### PROBLEM:
Go through the listing below. Copy each line that has the string "days".
━━━━━ DATA EXTRACT
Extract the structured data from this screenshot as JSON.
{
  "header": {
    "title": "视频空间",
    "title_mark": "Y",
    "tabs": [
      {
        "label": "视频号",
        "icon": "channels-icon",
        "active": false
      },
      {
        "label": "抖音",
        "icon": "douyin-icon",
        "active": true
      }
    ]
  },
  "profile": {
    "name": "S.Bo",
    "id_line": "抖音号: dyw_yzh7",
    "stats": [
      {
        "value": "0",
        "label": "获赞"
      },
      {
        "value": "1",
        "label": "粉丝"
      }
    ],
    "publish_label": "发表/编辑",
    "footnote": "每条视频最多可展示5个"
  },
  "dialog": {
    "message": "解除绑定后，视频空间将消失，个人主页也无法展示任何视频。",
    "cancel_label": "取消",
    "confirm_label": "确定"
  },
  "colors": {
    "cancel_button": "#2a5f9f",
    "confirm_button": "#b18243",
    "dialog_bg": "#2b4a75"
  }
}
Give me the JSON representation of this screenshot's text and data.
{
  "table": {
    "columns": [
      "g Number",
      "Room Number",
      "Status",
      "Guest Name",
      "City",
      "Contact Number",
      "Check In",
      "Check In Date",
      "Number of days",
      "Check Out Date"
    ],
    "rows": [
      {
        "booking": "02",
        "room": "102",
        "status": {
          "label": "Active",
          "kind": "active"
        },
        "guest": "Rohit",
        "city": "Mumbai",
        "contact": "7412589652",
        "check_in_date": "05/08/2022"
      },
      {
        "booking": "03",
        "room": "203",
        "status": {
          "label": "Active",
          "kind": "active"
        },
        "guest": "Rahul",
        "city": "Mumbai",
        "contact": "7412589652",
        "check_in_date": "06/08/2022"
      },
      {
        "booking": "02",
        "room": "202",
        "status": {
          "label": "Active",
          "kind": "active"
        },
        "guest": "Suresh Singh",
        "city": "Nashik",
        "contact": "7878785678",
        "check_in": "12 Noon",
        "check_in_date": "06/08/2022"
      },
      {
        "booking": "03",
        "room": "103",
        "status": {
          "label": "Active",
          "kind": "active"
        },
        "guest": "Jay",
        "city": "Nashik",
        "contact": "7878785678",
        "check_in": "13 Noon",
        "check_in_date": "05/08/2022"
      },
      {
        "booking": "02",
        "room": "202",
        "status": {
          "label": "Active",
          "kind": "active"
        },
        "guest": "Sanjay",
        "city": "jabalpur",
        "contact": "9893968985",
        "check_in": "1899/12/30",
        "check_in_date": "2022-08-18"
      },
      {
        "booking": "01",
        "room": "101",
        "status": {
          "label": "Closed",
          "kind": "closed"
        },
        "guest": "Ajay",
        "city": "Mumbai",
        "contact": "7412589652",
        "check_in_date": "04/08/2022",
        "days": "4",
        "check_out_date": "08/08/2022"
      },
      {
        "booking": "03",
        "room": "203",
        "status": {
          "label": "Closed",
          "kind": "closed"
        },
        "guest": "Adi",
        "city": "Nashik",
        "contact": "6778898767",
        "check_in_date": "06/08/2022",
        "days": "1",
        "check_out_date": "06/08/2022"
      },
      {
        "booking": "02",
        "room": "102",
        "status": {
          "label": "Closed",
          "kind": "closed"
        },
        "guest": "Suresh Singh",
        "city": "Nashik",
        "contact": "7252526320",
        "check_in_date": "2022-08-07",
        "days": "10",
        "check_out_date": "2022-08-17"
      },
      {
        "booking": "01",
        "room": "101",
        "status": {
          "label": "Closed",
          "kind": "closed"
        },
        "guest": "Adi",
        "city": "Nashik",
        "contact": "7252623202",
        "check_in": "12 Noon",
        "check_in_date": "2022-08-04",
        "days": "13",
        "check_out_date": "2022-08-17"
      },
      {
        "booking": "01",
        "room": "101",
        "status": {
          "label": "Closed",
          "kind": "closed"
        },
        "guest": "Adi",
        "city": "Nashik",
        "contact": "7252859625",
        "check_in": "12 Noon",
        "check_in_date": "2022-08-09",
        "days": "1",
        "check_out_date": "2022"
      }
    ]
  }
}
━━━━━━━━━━
### REPLY:
      "Number of days",
        "days": "4",
        "days": "1",
        "days": "10",
        "days": "13",
        "days": "1",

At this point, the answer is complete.